Transcription and Music Notes
by Beverly Lomer

A mode
Range: E below the final to A an octave above
Setting: primarily neumatic with several melismas

Spiritui sancto opens with the salutation, while the second phrase begins with a similar melody and then diverges, reaching to the high A on the word, mente (“mind”). This same opening device appears throughout.

Most of the phrases are outlined by the modal final, A. Many of the phrases are quite long, so one would want to consider perhaps a tempo that would enable them to be sung on one breath. As is our practice, some are broken into two lines so as not to crowd the score, and a tick barline has been inserted to mark the end of the phrase. Whenever possible for long phrases, we try to break the line on E, which is the second most significant tone in the mode.
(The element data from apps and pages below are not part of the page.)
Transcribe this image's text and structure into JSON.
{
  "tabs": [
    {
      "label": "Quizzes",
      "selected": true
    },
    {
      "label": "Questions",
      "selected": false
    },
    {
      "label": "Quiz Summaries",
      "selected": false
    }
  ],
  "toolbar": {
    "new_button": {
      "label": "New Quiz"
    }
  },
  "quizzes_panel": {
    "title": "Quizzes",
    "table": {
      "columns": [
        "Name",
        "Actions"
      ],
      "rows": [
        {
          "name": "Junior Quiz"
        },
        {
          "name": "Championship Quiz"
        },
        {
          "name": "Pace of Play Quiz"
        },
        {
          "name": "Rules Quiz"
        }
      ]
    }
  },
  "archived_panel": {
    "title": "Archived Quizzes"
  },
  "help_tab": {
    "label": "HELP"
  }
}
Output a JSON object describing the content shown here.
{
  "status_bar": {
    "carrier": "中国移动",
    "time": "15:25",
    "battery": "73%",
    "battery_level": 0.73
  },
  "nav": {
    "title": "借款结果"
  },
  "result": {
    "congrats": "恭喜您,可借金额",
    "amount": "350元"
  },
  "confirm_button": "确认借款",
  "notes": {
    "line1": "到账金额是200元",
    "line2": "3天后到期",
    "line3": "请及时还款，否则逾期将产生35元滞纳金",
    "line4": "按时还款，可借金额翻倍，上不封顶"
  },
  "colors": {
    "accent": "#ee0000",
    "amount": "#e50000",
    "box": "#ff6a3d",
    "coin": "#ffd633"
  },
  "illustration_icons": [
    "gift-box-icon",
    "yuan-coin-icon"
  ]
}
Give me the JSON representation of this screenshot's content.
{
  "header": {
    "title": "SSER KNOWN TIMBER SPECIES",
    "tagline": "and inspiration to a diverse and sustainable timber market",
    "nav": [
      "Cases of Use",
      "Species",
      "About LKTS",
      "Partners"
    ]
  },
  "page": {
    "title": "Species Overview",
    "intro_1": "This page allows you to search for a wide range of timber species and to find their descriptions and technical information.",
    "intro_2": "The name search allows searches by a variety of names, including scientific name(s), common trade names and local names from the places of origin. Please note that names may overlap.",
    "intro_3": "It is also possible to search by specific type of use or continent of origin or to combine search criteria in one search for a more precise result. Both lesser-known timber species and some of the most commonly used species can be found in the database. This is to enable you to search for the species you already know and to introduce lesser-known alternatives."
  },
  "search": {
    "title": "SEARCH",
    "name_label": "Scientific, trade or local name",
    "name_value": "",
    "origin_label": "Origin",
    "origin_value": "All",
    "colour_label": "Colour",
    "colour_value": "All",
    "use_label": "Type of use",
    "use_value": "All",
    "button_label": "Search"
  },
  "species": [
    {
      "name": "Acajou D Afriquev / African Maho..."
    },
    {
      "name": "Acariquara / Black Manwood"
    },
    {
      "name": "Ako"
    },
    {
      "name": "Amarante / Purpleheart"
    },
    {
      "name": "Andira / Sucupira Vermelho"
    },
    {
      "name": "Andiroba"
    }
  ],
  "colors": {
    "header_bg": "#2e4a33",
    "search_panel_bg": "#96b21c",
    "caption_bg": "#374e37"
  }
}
Most of the phrasing is fairly regular in this piece, though there is one interesting place in the verse where the musical grammar diverges from the textual syntax. On page 3 of the transcription, it makes sense to group o quis umquam talia audivit together (line 2). Musically, however, the phrase that begins on the first line should end, by the way Hildegard uses the tonal markers here, after “o” on line 2. I have inserted a tick barline as a guide.

The piece employs A as the final, but it is likely transposed, given the number of B flats that are signed in the sources. As usual, we only place flats where they are indicated in the sources, and so singers will need to make interpretive decisions. Given the way the flats are deployed differently in the manuscripts, it would appear that certain flats are intended to be continued until the end of a word or phrase. The same could apply to repeated melodic segments in which a flat was signed earlier.

Further Resources for Spiritui sancto
  • Hildegard of Bingen, Symphonia, ed. Barbara Newman (Cornell Univ. Press, 1988 / 1998), pp. 230 and 307-308.
  • Flanagan, Sabina. “Die Heiligen Hildegard, Elisabeth, Ursula und die elftausend Jungfrauen.” In Tiefe des Gotteswissens - Schönheit der Sprachgestalt bei Hildegard von Bingen. Ed. Margot Schmidt. Stuttgart-Bad Cannstatt: frommann-holzboog, 1995, pp. 209-22.
  • Flynn, William. “Hildegard (1098-1179) and the Virgin Martyrs of Cologne.” In The Cult of St Ursula and the 11,000 Virgins. Ed. Jane Cartwright. University of Wales Press, 2016, pp. 93-118.
  • Walter, Peter. “Die Heiligen in der Dichtung der hl. Hildegard von Bingen.” In Hildegard von Bingen, 1179-1979. Festschrift zum 800. Todestag der Heiligen. Ed. Anton Ph. Brück. Mainz: Selbstverlag der Gesellschaft für mittelrheinische Kirchengeschichte, 1979, pp. 211-37, at 223-29.
  • For a discography of this piece, see the comprehensive list by Pierre-F. Roberge: Hildegard von Bingen (1098-1179) - A discography

Footnotes

[1] Vita S. Hildegardis 2.5, trans. Anna Silvas in Hildegard & Jutta: The Biographical Sources (Brepols, 1998 / Pennsylvania State University Press, 1999), pp. 164-65. 
[2] Vita S. Hildegardis 2.14, trans. Silvas, p. 176. 
[3] Hildegard of Bingen, The Book of Divine Works, trans. Nathaniel M. Campbell (Catholic University of America Press, 2018), p. 367; Liber diuinorum operum, ed. A. Derolez and P. Dronke (Brepols, 1996), p. 362. See also 3.4.10, trans. Campbell, p. 410; Latin text, p. 400. 
[4] William Flynn, “Hildegard (1098-1179) and the Virgin Martyrs of Cologne,” in The Cult of St Ursula and the 11,000 Virgins, ed. Jane Cartwright (University of Wales Press, 2016), pp. 93-118. 

No comments:

Post a Comment